Guild regulation of the workplace, and access to it through apprenticeship and mastership ensured that skilled craft work was almost entirely the preserve of men. Nonetheless many women worked in the craft industries that produced for a largely female market. Needle trades were especially important; they were milliners, mantuamakers and seamstresses making all sorts of goods including underwear, children’s clothes, gravecloths as well as the high class millinery which growing fashion demanded.
Manufacturing in the 18th and early 19th centuries employed mainly children and women. In the second half of the 18th century women could be found working in the linen industry and later in the century the newly burgeoning cotton mills. Even in mining communities wives tended ‘a good-sized garden, which was generally kept in a first class state of cultivation; and in many of them a little byre had been erected where a cow, and sometimes two, were kept.
So women played an important role in Glasgow’s economy and were to continue to do so right through the nineteenth century.
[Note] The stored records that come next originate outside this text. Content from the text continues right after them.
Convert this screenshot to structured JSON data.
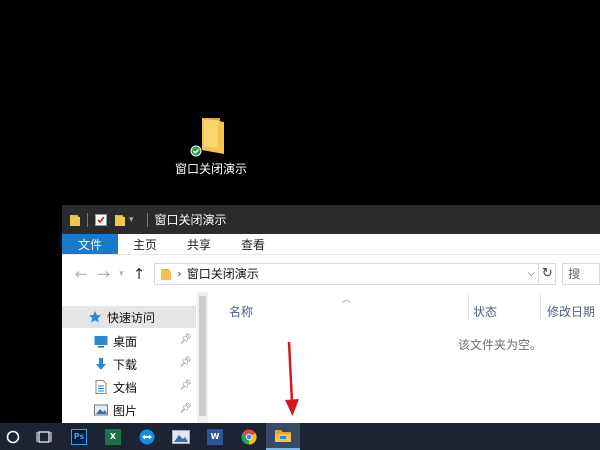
{
  "desktop": {
    "icon_label": "窗口关闭演示"
  },
  "window": {
    "title": "窗口关闭演示",
    "ribbon_tabs": [
      "文件",
      "主页",
      "共享",
      "查看"
    ],
    "address_path": "窗口关闭演示",
    "search_placeholder": "搜",
    "columns": [
      "名称",
      "状态",
      "修改日期"
    ],
    "empty_message": "该文件夹为空。",
    "nav_quick_access": "快速访问",
    "nav_items": [
      {
        "label": "桌面",
        "icon": "desktop-icon"
      },
      {
        "label": "下载",
        "icon": "download-icon"
      },
      {
        "label": "文档",
        "icon": "document-icon"
      },
      {
        "label": "图片",
        "icon": "picture-icon"
      }
    ]
  },
  "taskbar": {
    "apps": [
      {
        "name": "photoshop",
        "glyph": "Ps",
        "color": "#0b1a36"
      },
      {
        "name": "excel",
        "glyph": "X",
        "color": "#1e7145"
      },
      {
        "name": "teamviewer",
        "glyph": "↔",
        "color": "#0e8ee9"
      },
      {
        "name": "image-viewer",
        "glyph": "",
        "color": "#3a6ea5"
      },
      {
        "name": "word",
        "glyph": "W",
        "color": "#2b579a"
      },
      {
        "name": "chrome",
        "glyph": "",
        "color": "#dd4b39"
      },
      {
        "name": "file-explorer",
        "glyph": "",
        "color": "#f3c44c"
      }
    ]
  },
  "colors": {
    "accent": "#1979ca",
    "taskbar": "#1c2433",
    "folder": "#f3c44c",
    "annotation_arrow": "#d11a1a"
  }
}
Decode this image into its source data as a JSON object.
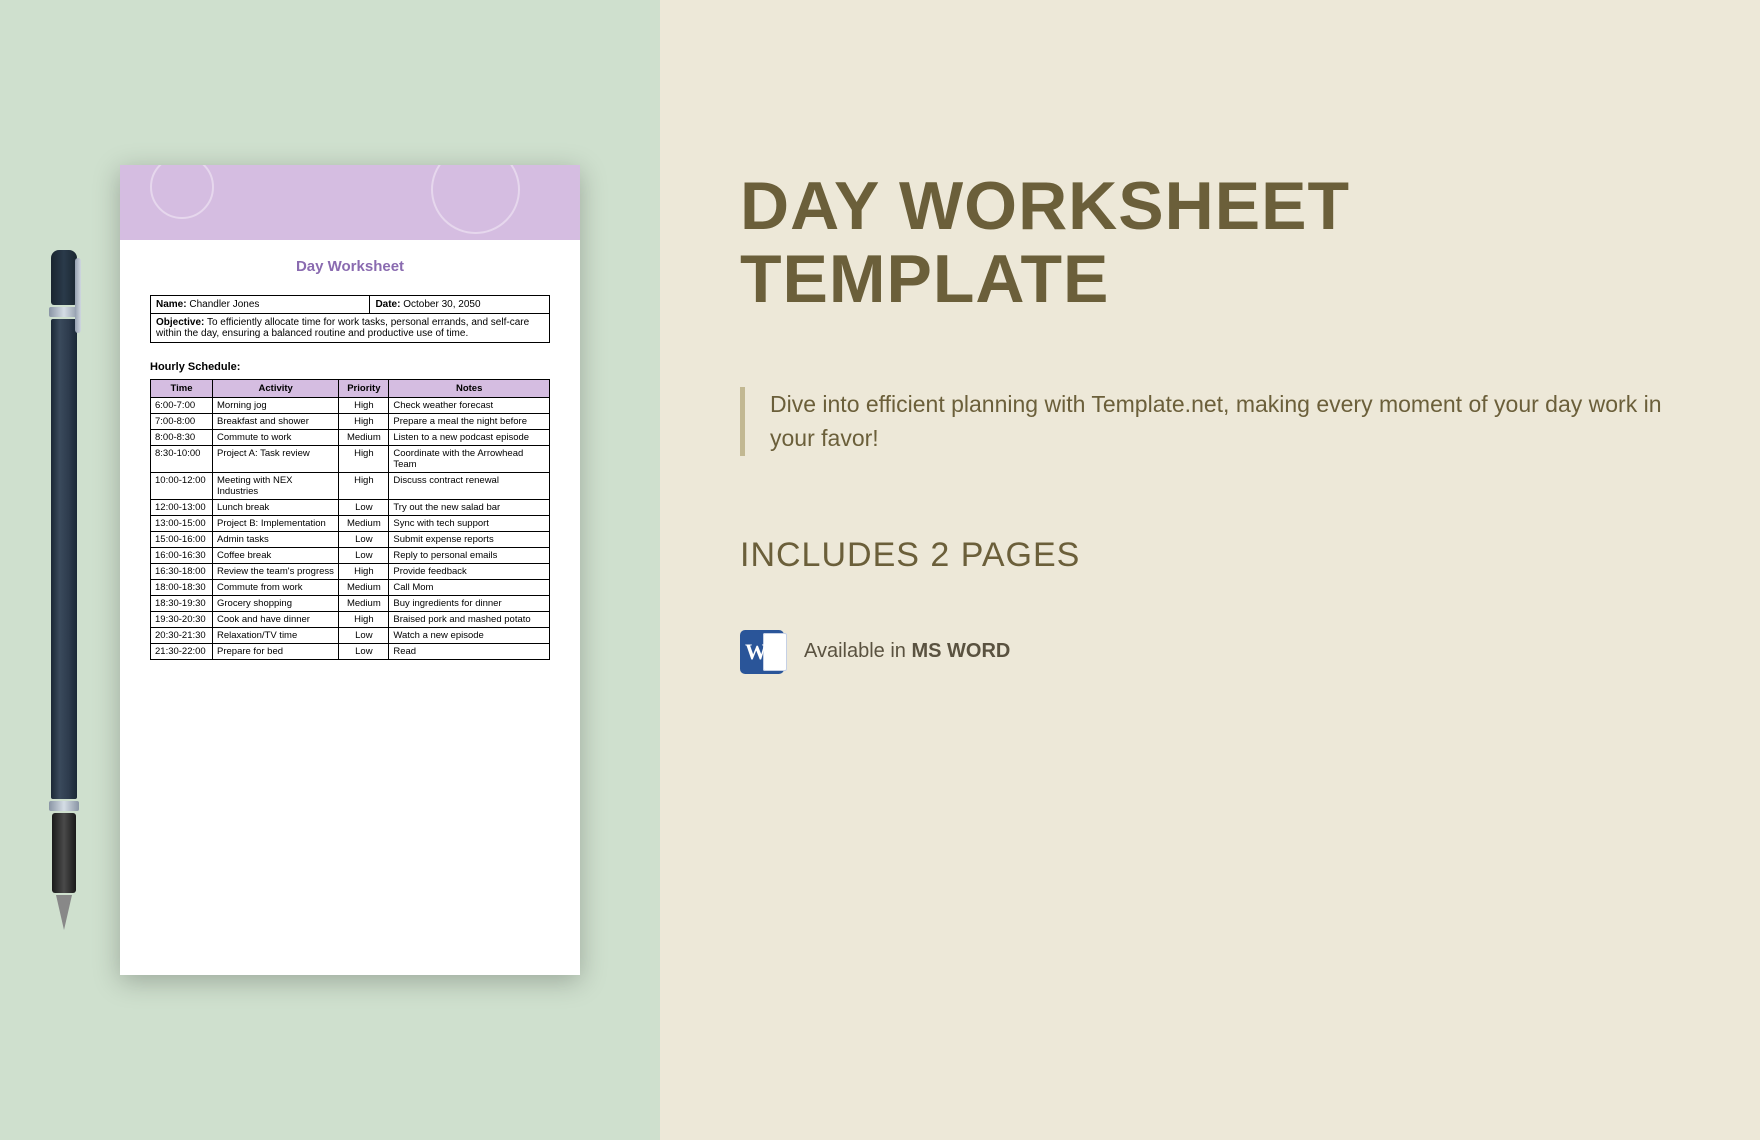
{
  "doc": {
    "title": "Day Worksheet",
    "name_label": "Name:",
    "name_value": "Chandler Jones",
    "date_label": "Date:",
    "date_value": "October 30, 2050",
    "objective_label": "Objective:",
    "objective_value": "To efficiently allocate time for work tasks, personal errands, and self-care within the day, ensuring a balanced routine and productive use of time.",
    "schedule_heading": "Hourly Schedule:",
    "columns": {
      "time": "Time",
      "activity": "Activity",
      "priority": "Priority",
      "notes": "Notes"
    },
    "rows": [
      {
        "time": "6:00-7:00",
        "activity": "Morning jog",
        "priority": "High",
        "notes": "Check weather forecast"
      },
      {
        "time": "7:00-8:00",
        "activity": "Breakfast and shower",
        "priority": "High",
        "notes": "Prepare a meal the night before"
      },
      {
        "time": "8:00-8:30",
        "activity": "Commute to work",
        "priority": "Medium",
        "notes": "Listen to a new podcast episode"
      },
      {
        "time": "8:30-10:00",
        "activity": "Project A: Task review",
        "priority": "High",
        "notes": "Coordinate with the Arrowhead Team"
      },
      {
        "time": "10:00-12:00",
        "activity": "Meeting with NEX Industries",
        "priority": "High",
        "notes": "Discuss contract renewal"
      },
      {
        "time": "12:00-13:00",
        "activity": "Lunch break",
        "priority": "Low",
        "notes": "Try out the new salad bar"
      },
      {
        "time": "13:00-15:00",
        "activity": "Project B: Implementation",
        "priority": "Medium",
        "notes": "Sync with tech support"
      },
      {
        "time": "15:00-16:00",
        "activity": "Admin tasks",
        "priority": "Low",
        "notes": "Submit expense reports"
      },
      {
        "time": "16:00-16:30",
        "activity": "Coffee break",
        "priority": "Low",
        "notes": "Reply to personal emails"
      },
      {
        "time": "16:30-18:00",
        "activity": "Review the team's progress",
        "priority": "High",
        "notes": "Provide feedback"
      },
      {
        "time": "18:00-18:30",
        "activity": "Commute from work",
        "priority": "Medium",
        "notes": "Call Mom"
      },
      {
        "time": "18:30-19:30",
        "activity": "Grocery shopping",
        "priority": "Medium",
        "notes": "Buy ingredients for dinner"
      },
      {
        "time": "19:30-20:30",
        "activity": "Cook and have dinner",
        "priority": "High",
        "notes": "Braised pork and mashed potato"
      },
      {
        "time": "20:30-21:30",
        "activity": "Relaxation/TV time",
        "priority": "Low",
        "notes": "Watch a new episode"
      },
      {
        "time": "21:30-22:00",
        "activity": "Prepare for bed",
        "priority": "Low",
        "notes": "Read"
      }
    ]
  },
  "promo": {
    "title": "DAY WORKSHEET TEMPLATE",
    "description": "Dive into efficient planning with Template.net, making every moment of your day work in your favor!",
    "includes": "INCLUDES 2 PAGES",
    "available_prefix": "Available in ",
    "available_app": "MS WORD",
    "word_letter": "W"
  }
}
However, it is also important to make the point that women were concentrated in a small number of areas of the economy and their participation in craft trades and business was becoming more and more curtailed by Guild regulations for example, there were also legal constrictions on women’s working, like Coverture, which meant that women’s goods and personal property were, when they married, the property of their husbands.
However there was considerably more space for women’s agency and economic participation within patriarchal institutions than the letter of the law would seem to permit. The evidence from Glasgow appears to support the view that patriarchal marriage laws placed some limits on women’s activities, but in practice contained enough space for a relatively wide-ranging and flexible economic participation for women in the city.
I think the painting that we see here, is symbolic of the kinds of work that women performed in Georgian Glasgow, it was often hidden from view, concentrated in a small number of sectors but it was embedded in and central to the grow of a city which was soon to acquire the name of the Second City of the Empire.